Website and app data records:
__________
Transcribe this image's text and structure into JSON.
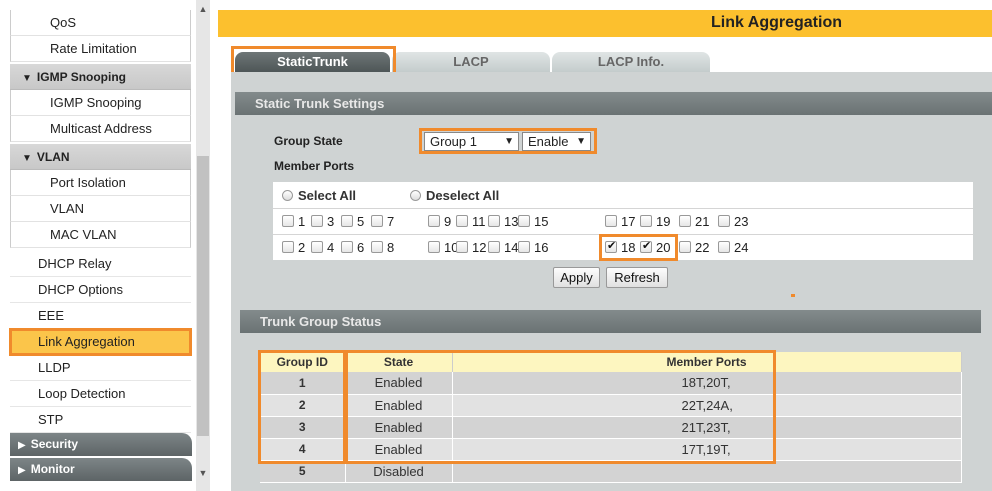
{
  "sidebar": {
    "items": [
      {
        "label": "QoS",
        "kind": "sub"
      },
      {
        "label": "Rate Limitation",
        "kind": "sub"
      },
      {
        "label": "IGMP Snooping",
        "kind": "head"
      },
      {
        "label": "IGMP Snooping",
        "kind": "sub"
      },
      {
        "label": "Multicast Address",
        "kind": "sub"
      },
      {
        "label": "VLAN",
        "kind": "head"
      },
      {
        "label": "Port Isolation",
        "kind": "sub"
      },
      {
        "label": "VLAN",
        "kind": "sub"
      },
      {
        "label": "MAC VLAN",
        "kind": "sub"
      },
      {
        "label": "DHCP Relay",
        "kind": "item"
      },
      {
        "label": "DHCP Options",
        "kind": "item"
      },
      {
        "label": "EEE",
        "kind": "item"
      },
      {
        "label": "Link Aggregation",
        "kind": "item",
        "active": true
      },
      {
        "label": "LLDP",
        "kind": "item"
      },
      {
        "label": "Loop Detection",
        "kind": "item"
      },
      {
        "label": "STP",
        "kind": "item"
      },
      {
        "label": "Security",
        "kind": "dark"
      },
      {
        "label": "Monitor",
        "kind": "dark"
      }
    ]
  },
  "page": {
    "title": "Link Aggregation"
  },
  "tabs": [
    {
      "label": "StaticTrunk",
      "active": true
    },
    {
      "label": "LACP"
    },
    {
      "label": "LACP Info."
    }
  ],
  "static_settings": {
    "section_title": "Static Trunk Settings",
    "group_state_label": "Group State",
    "member_ports_label": "Member Ports",
    "group_select": "Group 1",
    "state_select": "Enable",
    "select_all": "Select All",
    "deselect_all": "Deselect All",
    "ports_row1": [
      "1",
      "3",
      "5",
      "7",
      "9",
      "11",
      "13",
      "15",
      "17",
      "19",
      "21",
      "23"
    ],
    "ports_row2": [
      "2",
      "4",
      "6",
      "8",
      "10",
      "12",
      "14",
      "16",
      "18",
      "20",
      "22",
      "24"
    ],
    "checked_ports": [
      "18",
      "20"
    ],
    "apply_label": "Apply",
    "refresh_label": "Refresh"
  },
  "trunk_status": {
    "section_title": "Trunk Group Status",
    "columns": [
      "Group ID",
      "State",
      "Member Ports"
    ],
    "rows": [
      {
        "id": "1",
        "state": "Enabled",
        "members": "18T,20T,"
      },
      {
        "id": "2",
        "state": "Enabled",
        "members": "22T,24A,"
      },
      {
        "id": "3",
        "state": "Enabled",
        "members": "21T,23T,"
      },
      {
        "id": "4",
        "state": "Enabled",
        "members": "17T,19T,"
      },
      {
        "id": "5",
        "state": "Disabled",
        "members": ""
      }
    ]
  },
  "colors": {
    "accent": "#fcc02e",
    "highlight": "#f08a2c",
    "section": "#6a7273"
  }
}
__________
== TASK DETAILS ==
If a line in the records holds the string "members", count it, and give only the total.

== ANSWER TO THIS PROBLEM ==
5